Use colour to guide healthy eating
Turns out Popeye was right. Spinach is good for you. Its dark green colour is a clue that disease-fighting antioxidants are present. Dr. David Heber, director of the UCLA Center for Human Nutrition, says colour intensity is a useful guide to antioxidant content.
He says picking foods from different colour categories is a good guide to healthy eating.
- Orange: carrots, mangoes, apricots, cantaloupes, squash, sweet potatoes
- Orange-yellow: orange juice, tangerines, peaches, papayas, nectarines
- Yellow: turnip, corn, melon, yellow-flesh potatoes
- Green: avocados, spinach, peas, collard greens, broccoli, Brussels sprouts, cabbage, bok choi, kale
- White-green: garlic, onions, celery, endive, chives
All the foods listed are high antioxidant foods.
What are antioxidants?
So what exactly, are antioxidants? Think of a sort of galactic war occurring in your arteries. Free radicals, which damage cells and cause oxidation (think of rust), disease and aging are the invaders.
Antioxidants are our bodies’ defenders, destroying the free radicals while booing the good HDL cholesterol and reducing the bad LDL cholesterol.
How often should we replenish the body’s supply? Because antioxidants are quickly absorbed, we should be spacing our fruit, vegetable and grain consumption throughout the day.
Protection against cancer
Heber says the dozen-a-day regimen can provide 70 per cent protection against cancer. It can also deliver a serious blow to what he calls “the epidemic of obesity”-the trend toward obesity leading, in turn, to an alarming increase in diabetes in North America.
However, considering the apparently unstoppable invasion of doughnut shops and hamburger joints, is it realistic to believe Canadians will turn on to carrots and green tea? The figures (numerical and physical) are not encouraging.
Next page: French fries, iceberg lettuce
French fries, iceberg lettuce
Statistics Canada lists bananas, apples, melons and oranges as our most popular fruits. Potatoes, lettuce and carrots are listed as our most popular vegetables, but there’s no specifics about how we eat them.
Americans have gone into greater detail and discovered that increasing potato consumption in their country is in the form of fat-saturated French fries and that iceberg lettuce, which contains water and some fibre but little in the way of important phytonutrients, is still the salad green of choice.
It’s fair to assume super-sized fries and iceberg lettuce figure large in Canadian diets, too.
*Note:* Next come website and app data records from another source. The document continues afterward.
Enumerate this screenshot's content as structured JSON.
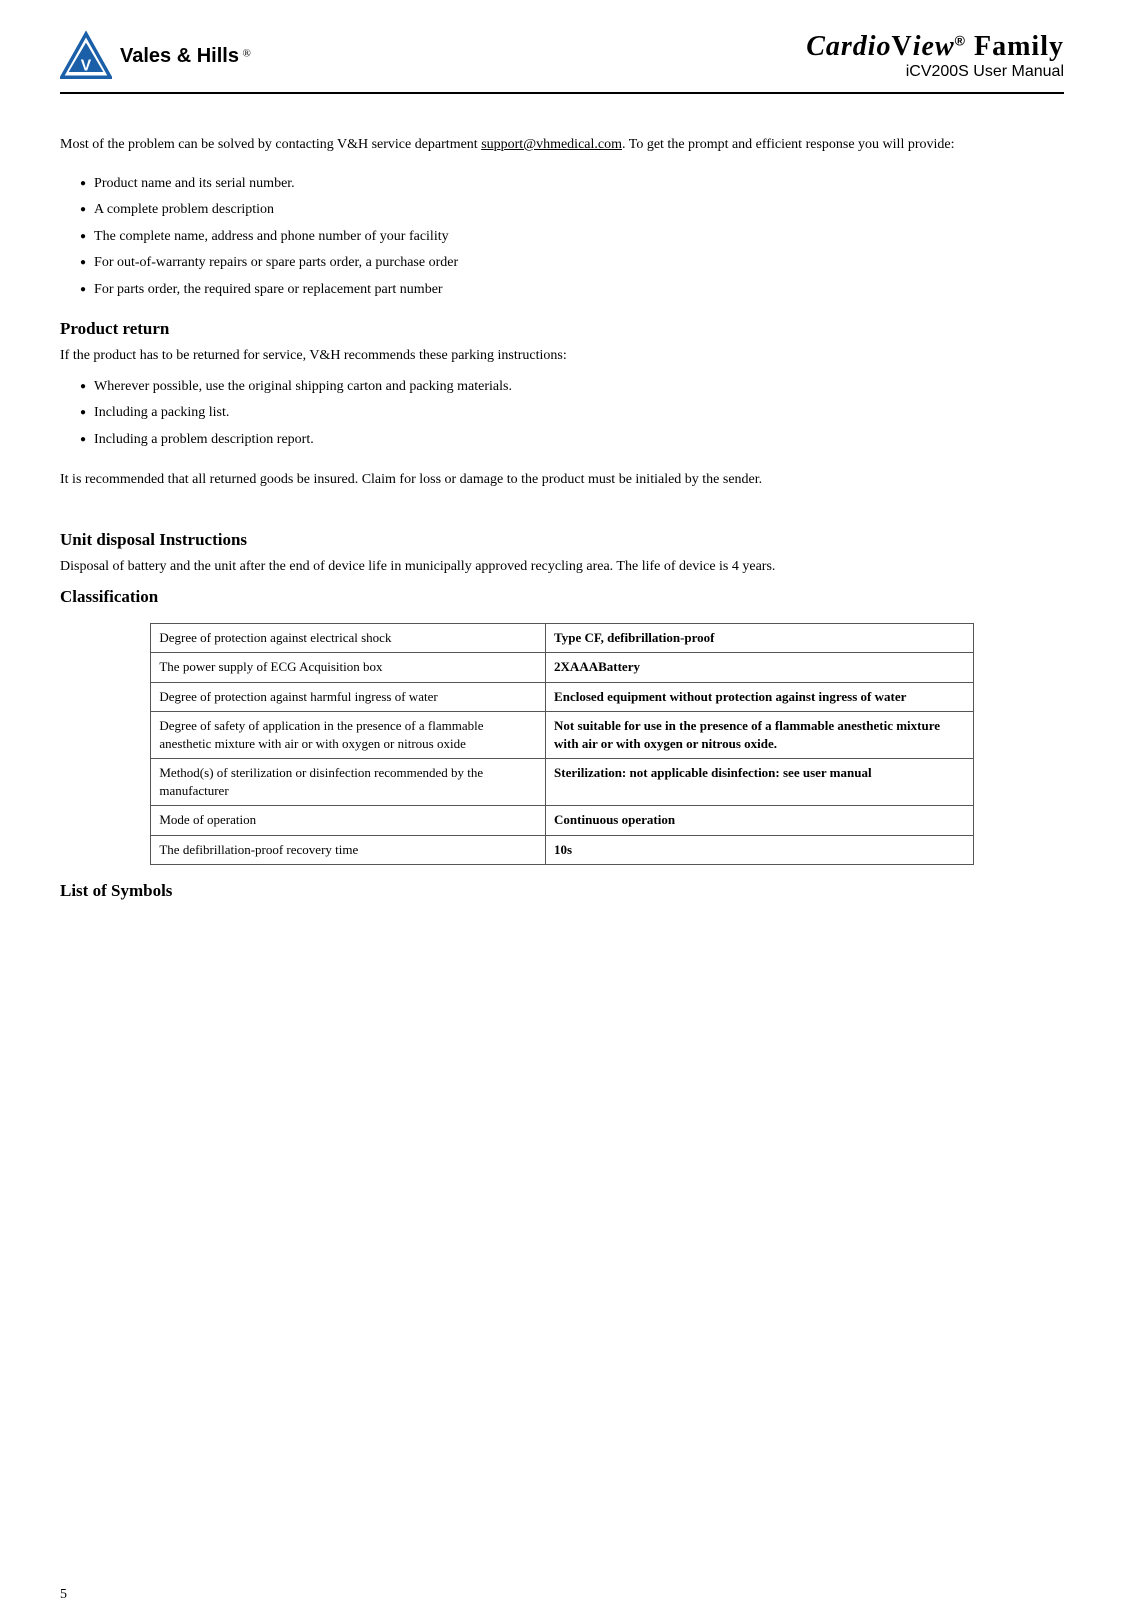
{
  "header": {
    "logo_company": "Vales & Hills",
    "logo_reg": "®",
    "product_name": "CardioView",
    "product_reg": "®",
    "product_family": "Family",
    "product_model": "iCV200S User Manual"
  },
  "intro": {
    "text1": "Most of the problem can be solved by contacting V&H service department ",
    "email": "support@vhmedical.com",
    "text2": ". To get the prompt and efficient response you will provide:"
  },
  "bullet_list_1": [
    "Product name and its serial number.",
    "A complete problem description",
    "The complete name, address and phone number of your facility",
    "For out-of-warranty repairs or spare parts order, a purchase order",
    "For parts order, the required spare or replacement part number"
  ],
  "product_return": {
    "heading": "Product return",
    "text": "If the product has to be returned for service, V&H recommends these parking instructions:"
  },
  "bullet_list_2": [
    "Wherever possible, use the original shipping carton and packing materials.",
    "Including a packing list.",
    "Including a problem description report."
  ],
  "product_return_footer": "It is recommended that all returned goods be insured. Claim for loss or damage to the product must be initialed by the sender.",
  "unit_disposal": {
    "heading": "Unit disposal Instructions",
    "text": "Disposal of battery and the unit after the end of device life in municipally approved recycling area. The life of device is 4 years."
  },
  "classification": {
    "heading": "Classification",
    "table_rows": [
      {
        "col1": "Degree of protection against electrical shock",
        "col2": "Type CF, defibrillation-proof"
      },
      {
        "col1": "The power supply of ECG Acquisition box",
        "col2": "2XAAABattery"
      },
      {
        "col1": "Degree of protection against harmful ingress of water",
        "col2": "Enclosed equipment without protection against ingress of water"
      },
      {
        "col1": "Degree of safety of application in the presence of a flammable anesthetic mixture with air or with oxygen or nitrous oxide",
        "col2": "Not suitable for use in the presence of a flammable anesthetic mixture with air or with oxygen or nitrous oxide."
      },
      {
        "col1": "Method(s) of sterilization or disinfection recommended by the manufacturer",
        "col2": "Sterilization: not applicable disinfection: see user manual"
      },
      {
        "col1": "Mode of operation",
        "col2": "Continuous operation"
      },
      {
        "col1": "The defibrillation-proof recovery time",
        "col2": "10s"
      }
    ]
  },
  "list_of_symbols": {
    "heading": "List of Symbols"
  },
  "page_number": "5"
}
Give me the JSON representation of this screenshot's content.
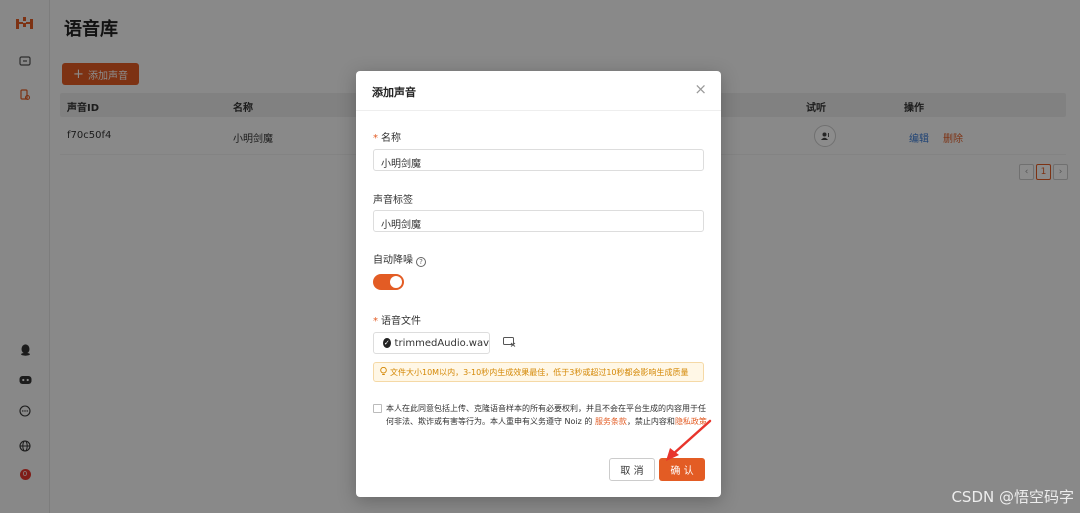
{
  "sidebar": {
    "icons": [
      "logo-icon",
      "voice-library-icon",
      "voice-clone-icon",
      "qq-icon",
      "discord-icon",
      "chat-icon",
      "globe-icon",
      "notification-badge-icon"
    ],
    "badge": "0"
  },
  "main": {
    "title": "语音库",
    "add_button": "添加声音",
    "table": {
      "headers": [
        "声音ID",
        "名称",
        "试听",
        "操作"
      ],
      "rows": [
        {
          "id": "f70c50f4",
          "name": "小明剑魔",
          "actions": [
            "编辑",
            "删除"
          ]
        }
      ]
    },
    "pagination": {
      "prev": "‹",
      "page": "1",
      "next": "›"
    }
  },
  "modal": {
    "title": "添加声音",
    "close": "×",
    "name_label": "名称",
    "name_value": "小明剑魔",
    "tag_label": "声音标签",
    "tag_value": "小明剑魔",
    "denoise_label": "自动降噪",
    "denoise_on": true,
    "file_label": "语音文件",
    "file_name": "trimmedAudio.wav",
    "warning": "文件大小10M以内，3-10秒内生成效果最佳，低于3秒或超过10秒都会影响生成质量",
    "consent_text_1": "本人在此同意包括上传、克隆语音样本的所有必要权利，并且不会在平台生成的内容用于任何非法、欺诈或有害等行为。本人重申有义务遵守 Noiz 的 ",
    "consent_link_1": "服务条款",
    "consent_text_2": "，禁止内容和",
    "consent_link_2": "隐私政策",
    "cancel": "取 消",
    "confirm": "确 认"
  },
  "colors": {
    "accent": "#e35c24",
    "arrow": "#e8352c"
  },
  "watermark": "CSDN @悟空码字"
}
Heber says it’s clear more fruits and vegetables are needed for improved health. In fact, he says if an apple a day keeps the doctor away, think about the possibilities with a dozen fruits and vegetables a day!